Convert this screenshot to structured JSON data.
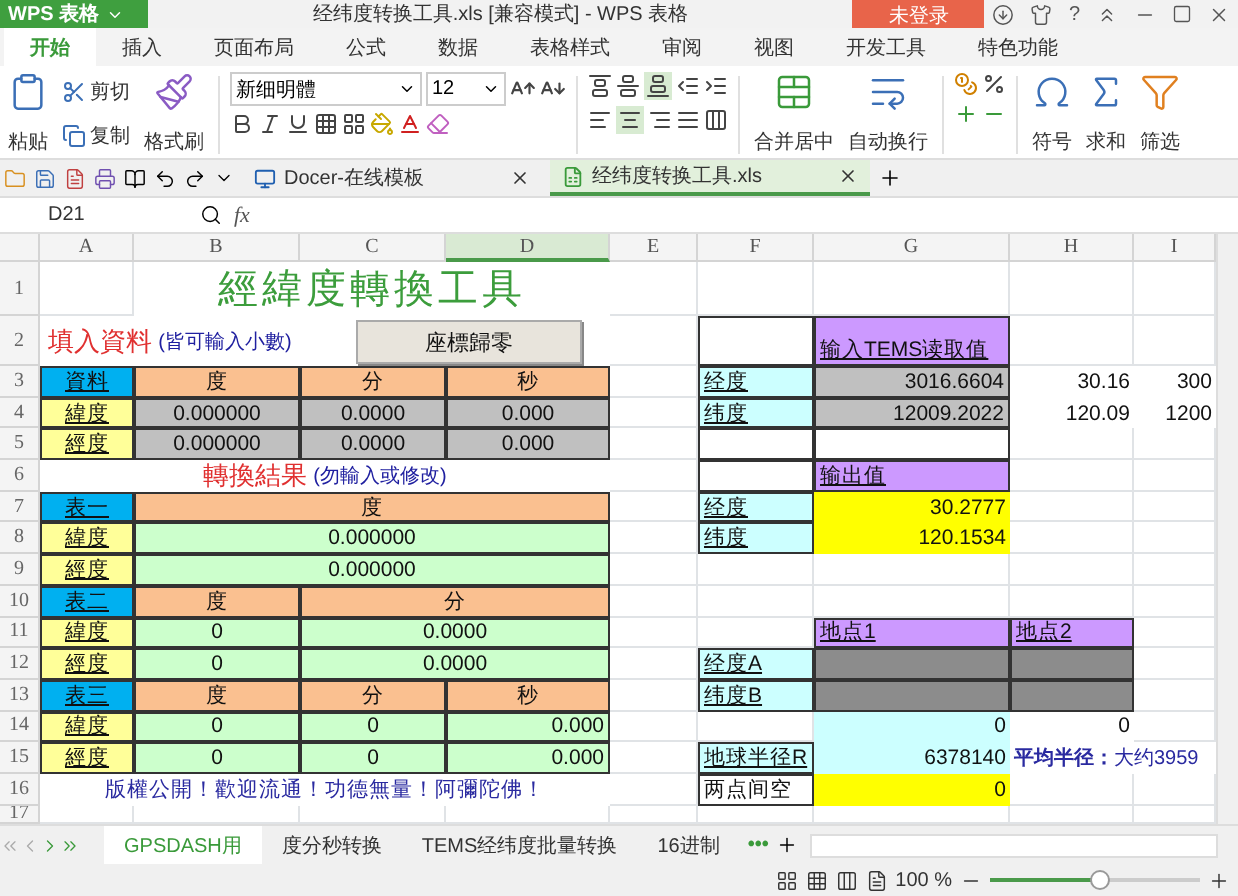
{
  "app_menu": {
    "label": "WPS 表格"
  },
  "window": {
    "title": "经纬度转换工具.xls [兼容模式] - WPS 表格"
  },
  "login_button": {
    "label": "未登录"
  },
  "help": {
    "label": "?"
  },
  "ribbon_tabs": [
    {
      "label": "开始",
      "selected": true
    },
    {
      "label": "插入",
      "selected": false
    },
    {
      "label": "页面布局",
      "selected": false
    },
    {
      "label": "公式",
      "selected": false
    },
    {
      "label": "数据",
      "selected": false
    },
    {
      "label": "表格样式",
      "selected": false
    },
    {
      "label": "审阅",
      "selected": false
    },
    {
      "label": "视图",
      "selected": false
    },
    {
      "label": "开发工具",
      "selected": false
    },
    {
      "label": "特色功能",
      "selected": false
    }
  ],
  "ribbon": {
    "paste": "粘贴",
    "cut": "剪切",
    "copy": "复制",
    "format_painter": "格式刷",
    "font": "新细明體",
    "size": "12",
    "merge": "合并居中",
    "wrap": "自动换行",
    "symbol": "符号",
    "sum": "求和",
    "filter": "筛选"
  },
  "doc_tabs": [
    {
      "label": "Docer-在线模板",
      "selected": false
    },
    {
      "label": "经纬度转换工具.xls",
      "selected": true
    }
  ],
  "formula_bar": {
    "cell": "D21",
    "fx": "fx"
  },
  "columns": [
    {
      "label": "A",
      "selected": false
    },
    {
      "label": "B",
      "selected": false
    },
    {
      "label": "C",
      "selected": false
    },
    {
      "label": "D",
      "selected": true
    },
    {
      "label": "E",
      "selected": false
    },
    {
      "label": "F",
      "selected": false
    },
    {
      "label": "G",
      "selected": false
    },
    {
      "label": "H",
      "selected": false
    },
    {
      "label": "I",
      "selected": false
    }
  ],
  "rows": [
    {
      "number": "1",
      "cells": [
        {
          "kind": "empty"
        },
        {
          "kind": "title",
          "text": "經緯度轉換工具"
        },
        {
          "kind": "merged"
        },
        {
          "kind": "merged"
        }
      ]
    },
    {
      "number": "2",
      "cells": [
        {
          "kind": "heading",
          "text": "填入資料",
          "note": "(皆可輸入小數)"
        },
        {
          "kind": "merged"
        },
        {
          "kind": "button",
          "text": "座標歸零"
        },
        {
          "kind": "merged"
        },
        {
          "kind": "empty"
        },
        {
          "kind": "frame"
        },
        {
          "kind": "violet",
          "text": "输入TEMS读取值"
        }
      ]
    },
    {
      "number": "3",
      "cells": [
        {
          "kind": "blue",
          "text": "資料"
        },
        {
          "kind": "head",
          "text": "度"
        },
        {
          "kind": "head",
          "text": "分"
        },
        {
          "kind": "head",
          "text": "秒"
        },
        {
          "kind": "empty"
        },
        {
          "kind": "tag",
          "text": "经度"
        },
        {
          "kind": "reading",
          "text": "3016.6604"
        },
        {
          "kind": "plain",
          "text": "30.16"
        },
        {
          "kind": "plain",
          "text": "300"
        }
      ]
    },
    {
      "number": "4",
      "cells": [
        {
          "kind": "label",
          "text": "緯度"
        },
        {
          "kind": "input",
          "text": "0.000000"
        },
        {
          "kind": "input",
          "text": "0.0000"
        },
        {
          "kind": "input",
          "text": "0.000"
        },
        {
          "kind": "empty"
        },
        {
          "kind": "tag",
          "text": "纬度"
        },
        {
          "kind": "reading",
          "text": "12009.2022"
        },
        {
          "kind": "plain",
          "text": "120.09"
        },
        {
          "kind": "plain",
          "text": "1200"
        }
      ]
    },
    {
      "number": "5",
      "cells": [
        {
          "kind": "label",
          "text": "經度"
        },
        {
          "kind": "input",
          "text": "0.000000"
        },
        {
          "kind": "input",
          "text": "0.0000"
        },
        {
          "kind": "input",
          "text": "0.000"
        },
        {
          "kind": "empty"
        },
        {
          "kind": "frame"
        },
        {
          "kind": "frame"
        }
      ]
    },
    {
      "number": "6",
      "cells": [
        {
          "kind": "heading",
          "text": "轉換結果",
          "note": "(勿輸入或修改)"
        },
        {
          "kind": "merged"
        },
        {
          "kind": "merged"
        },
        {
          "kind": "merged"
        },
        {
          "kind": "empty"
        },
        {
          "kind": "frame"
        },
        {
          "kind": "violet",
          "text": "输出值"
        }
      ]
    },
    {
      "number": "7",
      "cells": [
        {
          "kind": "blue",
          "text": "表一"
        },
        {
          "kind": "head",
          "text": "度"
        },
        {
          "kind": "merged"
        },
        {
          "kind": "merged"
        },
        {
          "kind": "empty"
        },
        {
          "kind": "tag",
          "text": "经度"
        },
        {
          "kind": "bright",
          "text": "30.2777"
        }
      ]
    },
    {
      "number": "8",
      "cells": [
        {
          "kind": "label",
          "text": "緯度"
        },
        {
          "kind": "result",
          "text": "0.000000"
        },
        {
          "kind": "merged"
        },
        {
          "kind": "merged"
        },
        {
          "kind": "empty"
        },
        {
          "kind": "tag",
          "text": "纬度"
        },
        {
          "kind": "bright",
          "text": "120.1534"
        }
      ]
    },
    {
      "number": "9",
      "cells": [
        {
          "kind": "label",
          "text": "經度"
        },
        {
          "kind": "result",
          "text": "0.000000"
        },
        {
          "kind": "merged"
        },
        {
          "kind": "merged"
        }
      ]
    },
    {
      "number": "10",
      "cells": [
        {
          "kind": "blue",
          "text": "表二"
        },
        {
          "kind": "head",
          "text": "度"
        },
        {
          "kind": "head",
          "text": "分"
        },
        {
          "kind": "merged"
        }
      ]
    },
    {
      "number": "11",
      "cells": [
        {
          "kind": "label",
          "text": "緯度"
        },
        {
          "kind": "result",
          "text": "0"
        },
        {
          "kind": "result",
          "text": "0.0000"
        },
        {
          "kind": "merged"
        },
        {
          "kind": "empty"
        },
        {
          "kind": "empty"
        },
        {
          "kind": "violet",
          "text": "地点1"
        },
        {
          "kind": "violet",
          "text": "地点2"
        }
      ]
    },
    {
      "number": "12",
      "cells": [
        {
          "kind": "label",
          "text": "經度"
        },
        {
          "kind": "result",
          "text": "0"
        },
        {
          "kind": "result",
          "text": "0.0000"
        },
        {
          "kind": "merged"
        },
        {
          "kind": "empty"
        },
        {
          "kind": "tag",
          "text": "经度A"
        },
        {
          "kind": "dark"
        },
        {
          "kind": "dark"
        }
      ]
    },
    {
      "number": "13",
      "cells": [
        {
          "kind": "blue",
          "text": "表三"
        },
        {
          "kind": "head",
          "text": "度"
        },
        {
          "kind": "head",
          "text": "分"
        },
        {
          "kind": "head",
          "text": "秒"
        },
        {
          "kind": "empty"
        },
        {
          "kind": "tag",
          "text": "纬度B"
        },
        {
          "kind": "dark"
        },
        {
          "kind": "dark"
        }
      ]
    },
    {
      "number": "14",
      "cells": [
        {
          "kind": "label",
          "text": "緯度"
        },
        {
          "kind": "result",
          "text": "0"
        },
        {
          "kind": "result",
          "text": "0"
        },
        {
          "kind": "figure",
          "text": "0.000"
        },
        {
          "kind": "empty"
        },
        {
          "kind": "empty"
        },
        {
          "kind": "pale",
          "text": "0"
        },
        {
          "kind": "plain",
          "text": "0"
        }
      ]
    },
    {
      "number": "15",
      "cells": [
        {
          "kind": "label",
          "text": "經度"
        },
        {
          "kind": "result",
          "text": "0"
        },
        {
          "kind": "result",
          "text": "0"
        },
        {
          "kind": "figure",
          "text": "0.000"
        },
        {
          "kind": "empty"
        },
        {
          "kind": "tag",
          "text": "地球半径R"
        },
        {
          "kind": "pale",
          "text": "6378140"
        },
        {
          "kind": "remark",
          "text": "**平均半径：**大约3959"
        },
        {
          "kind": "merged"
        }
      ]
    },
    {
      "number": "16",
      "cells": [
        {
          "kind": "footer",
          "text": "版權公開！歡迎流通！功德無量！阿彌陀佛！"
        },
        {
          "kind": "merged"
        },
        {
          "kind": "merged"
        },
        {
          "kind": "merged"
        },
        {
          "kind": "empty"
        },
        {
          "kind": "frame",
          "text": "两点间空"
        },
        {
          "kind": "bright",
          "text": "0"
        }
      ]
    },
    {
      "number": "17"
    }
  ],
  "sheet_tabs": [
    {
      "label": "GPSDASH用",
      "selected": true
    },
    {
      "label": "度分秒转换",
      "selected": false
    },
    {
      "label": "TEMS经纬度批量转换",
      "selected": false
    },
    {
      "label": "16进制",
      "selected": false
    }
  ],
  "more_sheets": "•••",
  "status_bar": {
    "zoom": "100 %",
    "zoom_slider": {
      "level": 0.52
    }
  }
}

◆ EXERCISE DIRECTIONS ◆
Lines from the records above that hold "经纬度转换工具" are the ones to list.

◆ TASK OUTPUT ◆
    "title": "经纬度转换工具.xls [兼容模式] - WPS 表格"
      "label": "经纬度转换工具.xls",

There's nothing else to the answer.